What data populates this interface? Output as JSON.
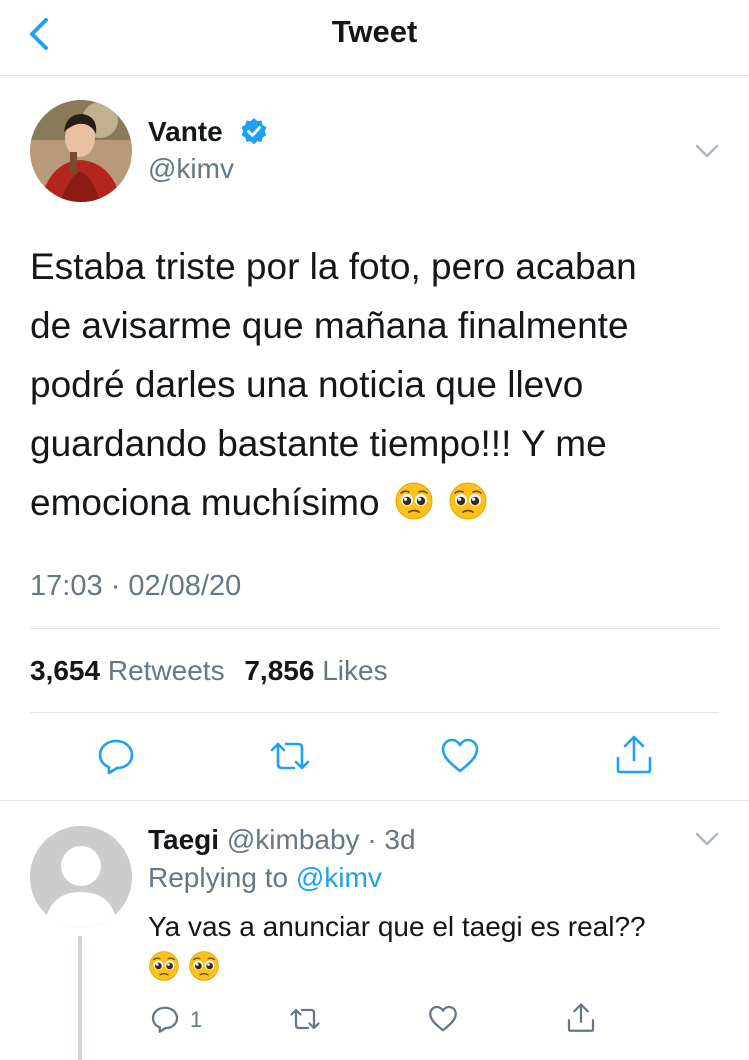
{
  "header": {
    "title": "Tweet"
  },
  "tweet": {
    "author_name": "Vante",
    "author_handle": "@kimv",
    "text": "Estaba triste por la foto, pero acaban\nde avisarme que mañana finalmente\npodré darles una noticia que llevo\nguardando bastante tiempo!!! Y me\nemociona muchísimo",
    "emojis": [
      "pleading-face-emoji",
      "pleading-face-emoji"
    ],
    "timestamp": "17:03 · 02/08/20",
    "retweets_count": "3,654",
    "retweets_label": "Retweets",
    "likes_count": "7,856",
    "likes_label": "Likes"
  },
  "reply": {
    "author_name": "Taegi",
    "author_handle": "@kimbaby",
    "time": "· 3d",
    "replying_prefix": "Replying to",
    "replying_to": "@kimv",
    "text": "Ya vas a anunciar que el taegi es real??",
    "emojis": [
      "pleading-face-emoji",
      "pleading-face-emoji"
    ],
    "reply_count": "1"
  },
  "colors": {
    "accent": "#1da1f2",
    "text_primary": "#14171a",
    "text_secondary": "#657786",
    "divider": "#dfe3e6",
    "verified": "#1da1f2",
    "icon": "#1da1f2"
  }
}
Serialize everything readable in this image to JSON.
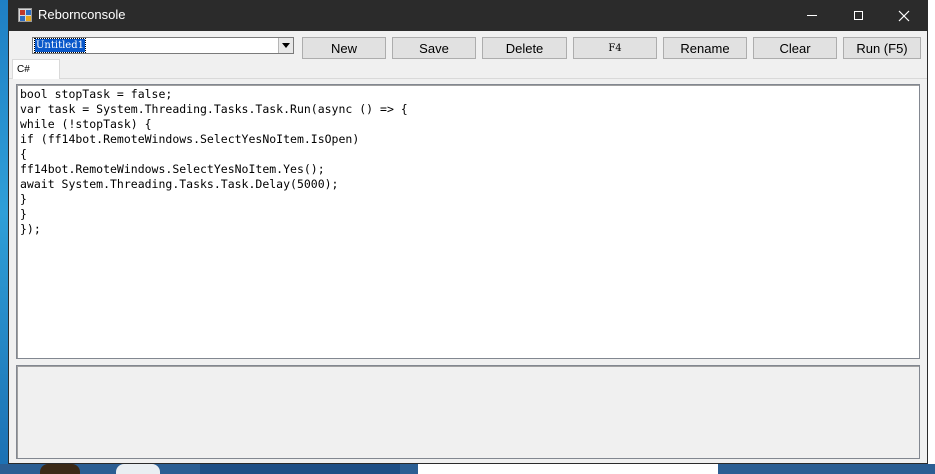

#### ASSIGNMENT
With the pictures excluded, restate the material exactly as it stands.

#### EXPECTED ANSWER
What data populates this interface? Output as JSON.
{
  "header": {
    "title": "Tweet"
  },
  "tweet": {
    "author_name": "Vante",
    "author_handle": "@kimv",
    "text": "Estaba triste por la foto, pero acaban\nde avisarme que mañana finalmente\npodré darles una noticia que llevo\nguardando bastante tiempo!!! Y me\nemociona muchísimo",
    "emojis": [
      "pleading-face-emoji",
      "pleading-face-emoji"
    ],
    "timestamp": "17:03 · 02/08/20",
    "retweets_count": "3,654",
    "retweets_label": "Retweets",
    "likes_count": "7,856",
    "likes_label": "Likes"
  },
  "reply": {
    "author_name": "Taegi",
    "author_handle": "@kimbaby",
    "time": "· 3d",
    "replying_prefix": "Replying to",
    "replying_to": "@kimv",
    "text": "Ya vas a anunciar que el taegi es real??",
    "emojis": [
      "pleading-face-emoji",
      "pleading-face-emoji"
    ],
    "reply_count": "1"
  },
  "colors": {
    "accent": "#1da1f2",
    "text_primary": "#14171a",
    "text_secondary": "#657786",
    "divider": "#dfe3e6",
    "verified": "#1da1f2",
    "icon": "#1da1f2"
  }
}
Serialize everything readable in this image to JSON.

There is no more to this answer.